11:00 GMT+3 21/06/2018
Nigeria vs. Croatia
Zlatko Dalic’s side face Argentina in their second game of the tournament and have been backed for success by a former coach

Croatia’s 1998 World Cup coach Miroslav Blazevic is "very optimistic" about the national team’s chances at the 2018 tournament in Russia.

Blazevic led Croatia to the semi-finals in France 20 years ago and he feels Zlatko Dalic’s side could be capable of a similar achievement.

Croatia opened their Group D campaign with a comfortable 2-0 victory over Nigeria and face Argentina on Thursday before rounding off the pool against Iceland.

After underachieving at Euro 2016, Croatia have been labelled as an outside bet to go far in this tournament given the amount of quality at their disposal throughout the team.

The likes of Luka Modric and Ivan Rakitic have spent several seasons at the elite end of club football and Blazevic feels these players can take Croatia far.

“There is a lot of talent in this Croatian team,” Blazevic told Goal. “There are some very great players that are in the squad like Modric, Rakitic, Lovren, Perisic, Mandzukic and others.

“They are top-level players. There are also two or three who are relatively unknown, but who are able to shine and win the trust of our coach. It’s for this reason that I’m very optimistic.”

Croatia qualified for the World Cup after finishing second in their group behind Iceland, but breezed through their play-off game against Greece, winning 4-1 on aggregate to advance.

This summer’s competition has been branded as one of the most wide-open World Cups in recent memory, and Blazevic believes that a ‘surprise’ team could lift the trophy.

“There are always traditional favourites,” said Blazevic, who also took Croatia to the quarter-finals of the European Championship in 1996. “But, I’m sure this time there will be a surprise.

“Croatia is a favourite in my eyes. But, well, football experts don’t have the monopoly on predictions. And I don’t pretend to be an expert.

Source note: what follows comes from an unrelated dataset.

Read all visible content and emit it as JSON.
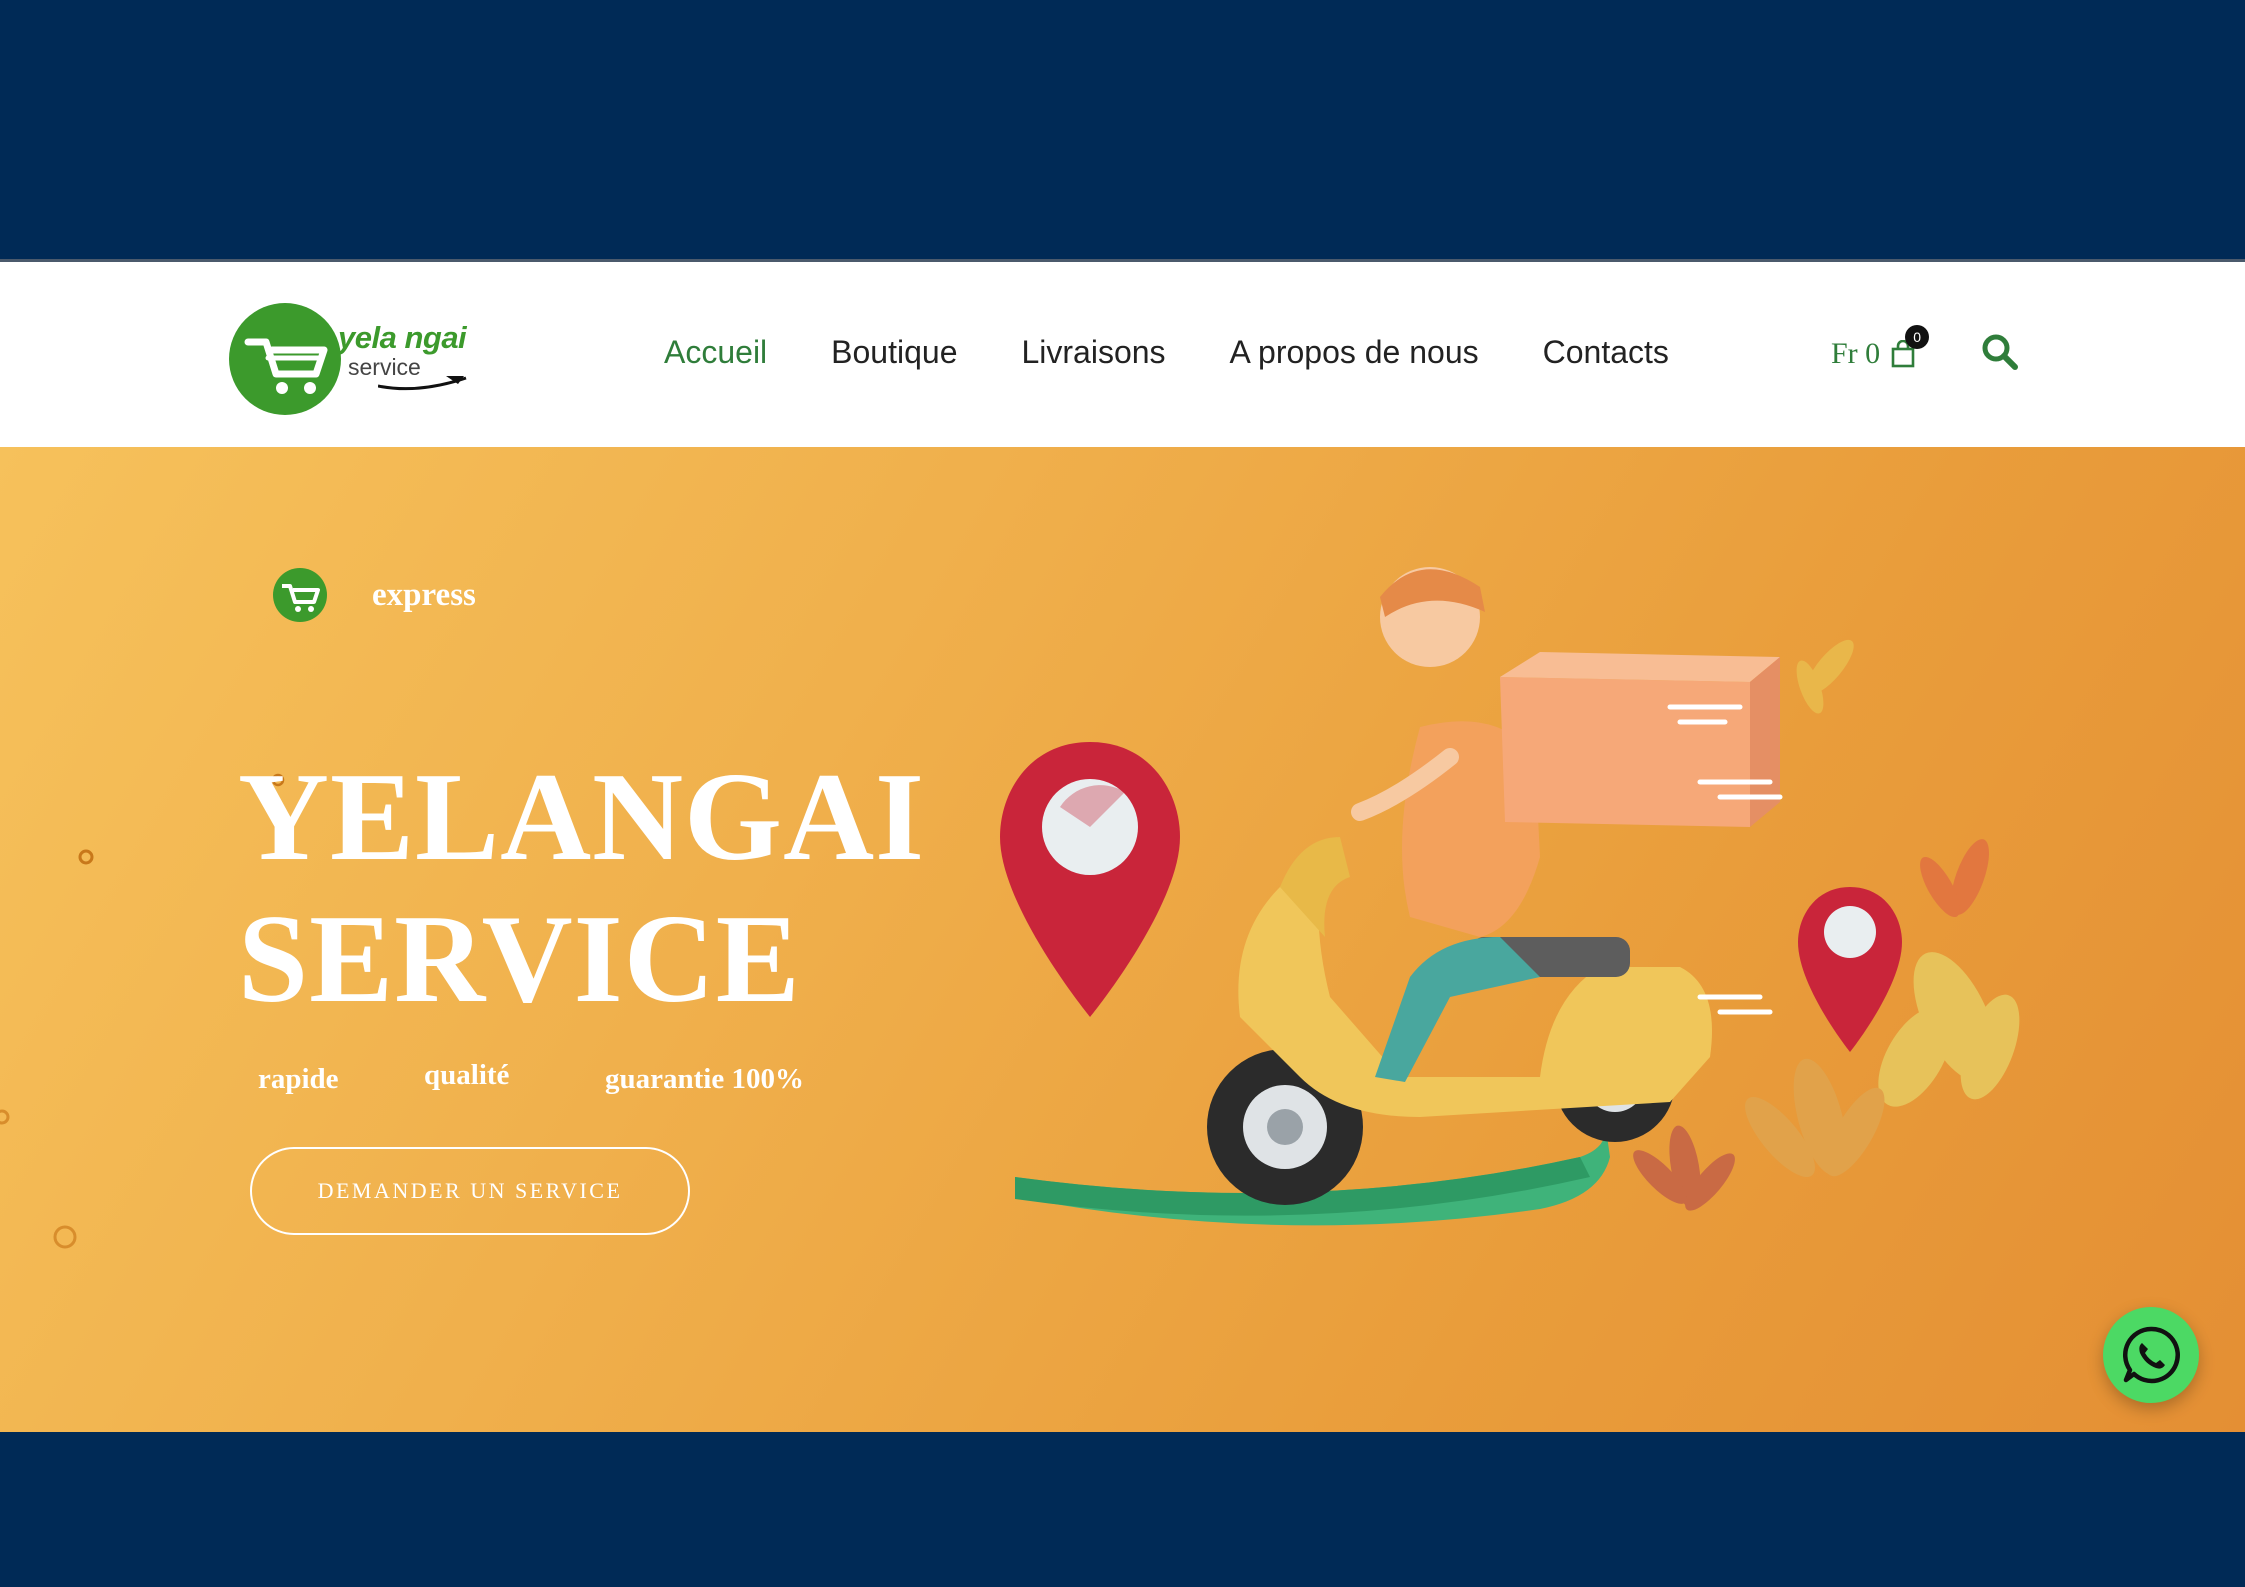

“It’s always difficult to predict, and it is often the case that journalists are mistaken. But that’s why football is interesting too. No-one can ever pretend to know the truth.”